* WORK TASK *
Using the material below, count the lines that contain the word "image" and report the number only.

* DATA SHOWN *
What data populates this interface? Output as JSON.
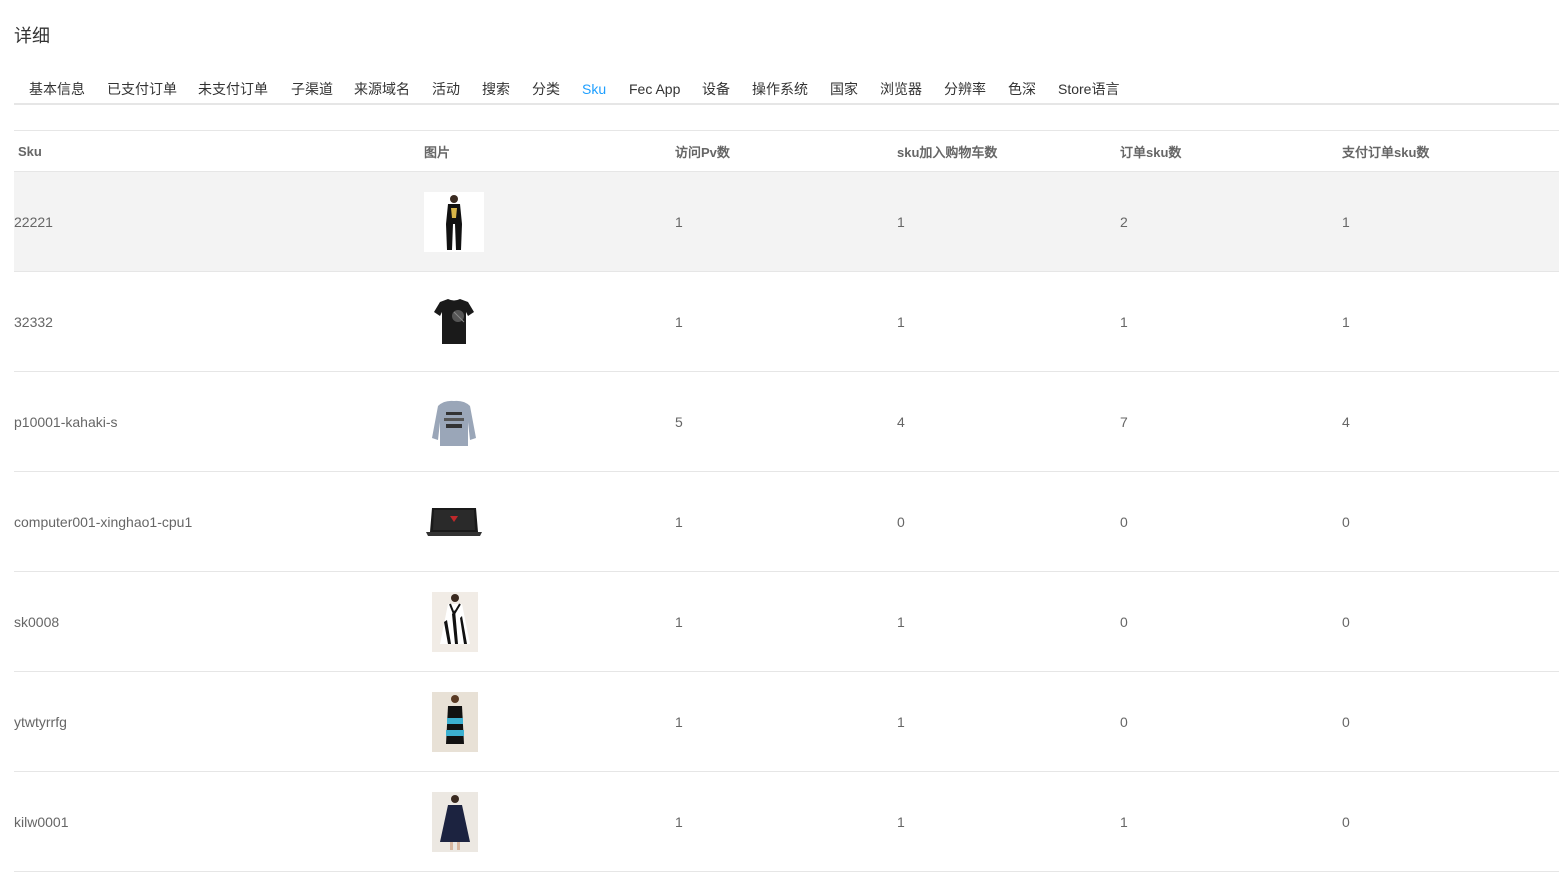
{
  "page": {
    "title": "详细"
  },
  "tabs": [
    {
      "label": "基本信息",
      "active": false
    },
    {
      "label": "已支付订单",
      "active": false
    },
    {
      "label": "未支付订单",
      "active": false
    },
    {
      "label": "子渠道",
      "active": false
    },
    {
      "label": "来源域名",
      "active": false
    },
    {
      "label": "活动",
      "active": false
    },
    {
      "label": "搜索",
      "active": false
    },
    {
      "label": "分类",
      "active": false
    },
    {
      "label": "Sku",
      "active": true
    },
    {
      "label": "Fec App",
      "active": false
    },
    {
      "label": "设备",
      "active": false
    },
    {
      "label": "操作系统",
      "active": false
    },
    {
      "label": "国家",
      "active": false
    },
    {
      "label": "浏览器",
      "active": false
    },
    {
      "label": "分辨率",
      "active": false
    },
    {
      "label": "色深",
      "active": false
    },
    {
      "label": "Store语言",
      "active": false
    }
  ],
  "table": {
    "headers": [
      "Sku",
      "图片",
      "访问Pv数",
      "sku加入购物车数",
      "订单sku数",
      "支付订单sku数"
    ],
    "rows": [
      {
        "sku": "22221",
        "image": "woman-black-outfit-photo",
        "pv": "1",
        "cart": "1",
        "order": "2",
        "paid": "1"
      },
      {
        "sku": "32332",
        "image": "black-tshirt-photo",
        "pv": "1",
        "cart": "1",
        "order": "1",
        "paid": "1"
      },
      {
        "sku": "p10001-kahaki-s",
        "image": "gray-sweatshirt-photo",
        "pv": "5",
        "cart": "4",
        "order": "7",
        "paid": "4"
      },
      {
        "sku": "computer001-xinghao1-cpu1",
        "image": "laptop-photo",
        "pv": "1",
        "cart": "0",
        "order": "0",
        "paid": "0"
      },
      {
        "sku": "sk0008",
        "image": "striped-dress-photo",
        "pv": "1",
        "cart": "1",
        "order": "0",
        "paid": "0"
      },
      {
        "sku": "ytwtyrrfg",
        "image": "blue-black-dress-photo",
        "pv": "1",
        "cart": "1",
        "order": "0",
        "paid": "0"
      },
      {
        "sku": "kilw0001",
        "image": "navy-dress-photo",
        "pv": "1",
        "cart": "1",
        "order": "1",
        "paid": "0"
      }
    ]
  },
  "colors": {
    "accent": "#1e9fff",
    "border": "#e6e6e6",
    "hover_row": "#f3f3f3",
    "text": "#666666"
  }
}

* WORKED SOLUTION *
7